» The task:
Return the lines from the line containing "What's the underlying" onward. Each must match exactly, and the last line of the listing below must be included.

Top of Records for the exercise

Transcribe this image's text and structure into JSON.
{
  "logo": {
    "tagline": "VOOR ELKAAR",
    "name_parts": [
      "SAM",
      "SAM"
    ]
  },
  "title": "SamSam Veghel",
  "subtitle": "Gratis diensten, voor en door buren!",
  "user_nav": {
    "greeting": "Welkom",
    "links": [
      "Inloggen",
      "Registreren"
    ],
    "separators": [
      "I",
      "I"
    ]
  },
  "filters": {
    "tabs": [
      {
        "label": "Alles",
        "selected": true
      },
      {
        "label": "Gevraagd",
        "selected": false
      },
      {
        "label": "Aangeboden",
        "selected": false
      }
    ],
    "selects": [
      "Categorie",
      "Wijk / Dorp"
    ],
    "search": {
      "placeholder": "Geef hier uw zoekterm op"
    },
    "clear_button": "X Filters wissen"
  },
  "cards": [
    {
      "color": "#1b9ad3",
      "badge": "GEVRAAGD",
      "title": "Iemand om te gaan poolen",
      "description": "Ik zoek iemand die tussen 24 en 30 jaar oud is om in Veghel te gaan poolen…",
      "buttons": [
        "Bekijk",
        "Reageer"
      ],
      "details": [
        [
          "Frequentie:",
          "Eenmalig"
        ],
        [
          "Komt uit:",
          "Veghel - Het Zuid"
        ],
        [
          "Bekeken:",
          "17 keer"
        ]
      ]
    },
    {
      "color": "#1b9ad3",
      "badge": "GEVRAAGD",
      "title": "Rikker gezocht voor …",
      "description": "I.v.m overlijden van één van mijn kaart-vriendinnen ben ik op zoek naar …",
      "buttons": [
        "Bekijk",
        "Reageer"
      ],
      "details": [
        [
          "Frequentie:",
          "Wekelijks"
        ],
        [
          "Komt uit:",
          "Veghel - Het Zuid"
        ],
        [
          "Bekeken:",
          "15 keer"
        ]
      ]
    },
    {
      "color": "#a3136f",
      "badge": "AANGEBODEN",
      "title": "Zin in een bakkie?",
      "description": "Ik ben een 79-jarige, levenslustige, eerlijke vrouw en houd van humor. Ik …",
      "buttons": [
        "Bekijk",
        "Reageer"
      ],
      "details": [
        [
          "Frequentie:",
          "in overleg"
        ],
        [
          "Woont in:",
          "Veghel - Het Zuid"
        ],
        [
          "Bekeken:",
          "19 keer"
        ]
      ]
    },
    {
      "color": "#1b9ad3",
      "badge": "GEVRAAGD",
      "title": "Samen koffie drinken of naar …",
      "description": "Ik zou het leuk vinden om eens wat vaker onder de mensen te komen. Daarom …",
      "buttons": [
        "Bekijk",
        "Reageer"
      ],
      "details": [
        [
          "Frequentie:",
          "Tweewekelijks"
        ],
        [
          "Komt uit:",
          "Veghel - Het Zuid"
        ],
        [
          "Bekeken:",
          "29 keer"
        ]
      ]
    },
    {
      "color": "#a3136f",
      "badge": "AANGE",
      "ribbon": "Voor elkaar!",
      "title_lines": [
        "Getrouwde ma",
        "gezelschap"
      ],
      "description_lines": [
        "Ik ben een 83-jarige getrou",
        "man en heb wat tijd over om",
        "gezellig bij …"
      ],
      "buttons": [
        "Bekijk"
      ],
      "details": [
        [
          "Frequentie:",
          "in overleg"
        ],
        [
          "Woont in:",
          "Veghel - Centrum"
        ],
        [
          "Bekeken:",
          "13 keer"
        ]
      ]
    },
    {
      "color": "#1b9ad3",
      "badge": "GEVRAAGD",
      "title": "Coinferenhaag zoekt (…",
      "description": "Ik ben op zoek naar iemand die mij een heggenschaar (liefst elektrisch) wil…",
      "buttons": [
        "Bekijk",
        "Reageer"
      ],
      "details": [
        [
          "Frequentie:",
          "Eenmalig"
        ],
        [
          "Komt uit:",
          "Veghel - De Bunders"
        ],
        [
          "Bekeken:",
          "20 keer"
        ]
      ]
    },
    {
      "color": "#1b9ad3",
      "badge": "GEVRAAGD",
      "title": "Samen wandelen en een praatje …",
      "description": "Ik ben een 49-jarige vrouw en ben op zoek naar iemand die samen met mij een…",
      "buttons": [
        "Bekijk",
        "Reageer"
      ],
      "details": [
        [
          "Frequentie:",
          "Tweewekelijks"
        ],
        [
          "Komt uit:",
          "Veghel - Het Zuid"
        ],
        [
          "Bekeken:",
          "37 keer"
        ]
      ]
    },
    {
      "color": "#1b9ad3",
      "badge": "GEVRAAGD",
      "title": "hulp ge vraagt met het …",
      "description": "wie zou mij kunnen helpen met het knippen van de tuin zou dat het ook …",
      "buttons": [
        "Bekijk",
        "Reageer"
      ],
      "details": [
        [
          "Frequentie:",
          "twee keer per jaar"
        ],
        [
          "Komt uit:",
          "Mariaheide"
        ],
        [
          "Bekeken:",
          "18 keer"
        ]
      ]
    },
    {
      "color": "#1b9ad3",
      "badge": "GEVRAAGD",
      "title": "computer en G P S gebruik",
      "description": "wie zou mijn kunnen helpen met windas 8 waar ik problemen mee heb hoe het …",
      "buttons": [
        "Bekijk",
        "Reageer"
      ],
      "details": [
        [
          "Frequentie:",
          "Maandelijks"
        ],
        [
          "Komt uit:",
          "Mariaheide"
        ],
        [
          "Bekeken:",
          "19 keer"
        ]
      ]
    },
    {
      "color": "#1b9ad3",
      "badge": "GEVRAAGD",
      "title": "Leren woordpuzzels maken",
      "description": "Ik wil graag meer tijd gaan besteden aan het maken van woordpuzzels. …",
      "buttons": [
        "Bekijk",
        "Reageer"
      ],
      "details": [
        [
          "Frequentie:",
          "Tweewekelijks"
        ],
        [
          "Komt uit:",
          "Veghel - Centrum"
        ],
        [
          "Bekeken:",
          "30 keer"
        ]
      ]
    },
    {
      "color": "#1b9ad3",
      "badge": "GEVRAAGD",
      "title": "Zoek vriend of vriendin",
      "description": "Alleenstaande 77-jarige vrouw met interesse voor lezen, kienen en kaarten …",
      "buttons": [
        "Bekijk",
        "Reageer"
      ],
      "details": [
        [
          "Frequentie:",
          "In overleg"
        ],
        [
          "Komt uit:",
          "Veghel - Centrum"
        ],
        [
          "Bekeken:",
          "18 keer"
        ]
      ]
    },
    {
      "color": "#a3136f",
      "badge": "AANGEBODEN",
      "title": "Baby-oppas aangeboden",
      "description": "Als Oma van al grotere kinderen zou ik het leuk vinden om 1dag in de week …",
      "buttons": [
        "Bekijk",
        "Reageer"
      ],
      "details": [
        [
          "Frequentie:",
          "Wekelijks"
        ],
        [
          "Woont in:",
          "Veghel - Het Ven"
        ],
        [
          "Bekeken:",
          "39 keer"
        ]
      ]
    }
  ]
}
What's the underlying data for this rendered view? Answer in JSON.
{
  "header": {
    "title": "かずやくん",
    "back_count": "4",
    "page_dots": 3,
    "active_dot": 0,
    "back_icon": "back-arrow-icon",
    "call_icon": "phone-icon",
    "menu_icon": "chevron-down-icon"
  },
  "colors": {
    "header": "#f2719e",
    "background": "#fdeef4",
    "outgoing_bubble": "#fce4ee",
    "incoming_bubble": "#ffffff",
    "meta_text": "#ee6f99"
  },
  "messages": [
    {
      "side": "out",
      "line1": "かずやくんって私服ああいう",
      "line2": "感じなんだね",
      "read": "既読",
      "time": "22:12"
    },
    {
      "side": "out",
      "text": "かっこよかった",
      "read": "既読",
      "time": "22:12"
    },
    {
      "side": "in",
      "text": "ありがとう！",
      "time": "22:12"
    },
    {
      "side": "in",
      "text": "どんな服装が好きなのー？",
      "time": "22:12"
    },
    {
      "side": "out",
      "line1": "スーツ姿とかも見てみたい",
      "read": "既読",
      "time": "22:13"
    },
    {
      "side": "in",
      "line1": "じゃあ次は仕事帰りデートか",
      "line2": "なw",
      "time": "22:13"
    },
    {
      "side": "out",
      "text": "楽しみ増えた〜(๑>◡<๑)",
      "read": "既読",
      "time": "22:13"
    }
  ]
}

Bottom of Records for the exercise

» Solution to the exercise:
What's the underlying data for this rendered view? Answer in JSON.
{
  "header": {
    "title": "かずやくん",
    "back_count": "4",
    "page_dots": 3,
    "active_dot": 0,
    "back_icon": "back-arrow-icon",
    "call_icon": "phone-icon",
    "menu_icon": "chevron-down-icon"
  },
  "colors": {
    "header": "#f2719e",
    "background": "#fdeef4",
    "outgoing_bubble": "#fce4ee",
    "incoming_bubble": "#ffffff",
    "meta_text": "#ee6f99"
  },
  "messages": [
    {
      "side": "out",
      "line1": "かずやくんって私服ああいう",
      "line2": "感じなんだね",
      "read": "既読",
      "time": "22:12"
    },
    {
      "side": "out",
      "text": "かっこよかった",
      "read": "既読",
      "time": "22:12"
    },
    {
      "side": "in",
      "text": "ありがとう！",
      "time": "22:12"
    },
    {
      "side": "in",
      "text": "どんな服装が好きなのー？",
      "time": "22:12"
    },
    {
      "side": "out",
      "line1": "スーツ姿とかも見てみたい",
      "read": "既読",
      "time": "22:13"
    },
    {
      "side": "in",
      "line1": "じゃあ次は仕事帰りデートか",
      "line2": "なw",
      "time": "22:13"
    },
    {
      "side": "out",
      "text": "楽しみ増えた〜(๑>◡<๑)",
      "read": "既読",
      "time": "22:13"
    }
  ]
}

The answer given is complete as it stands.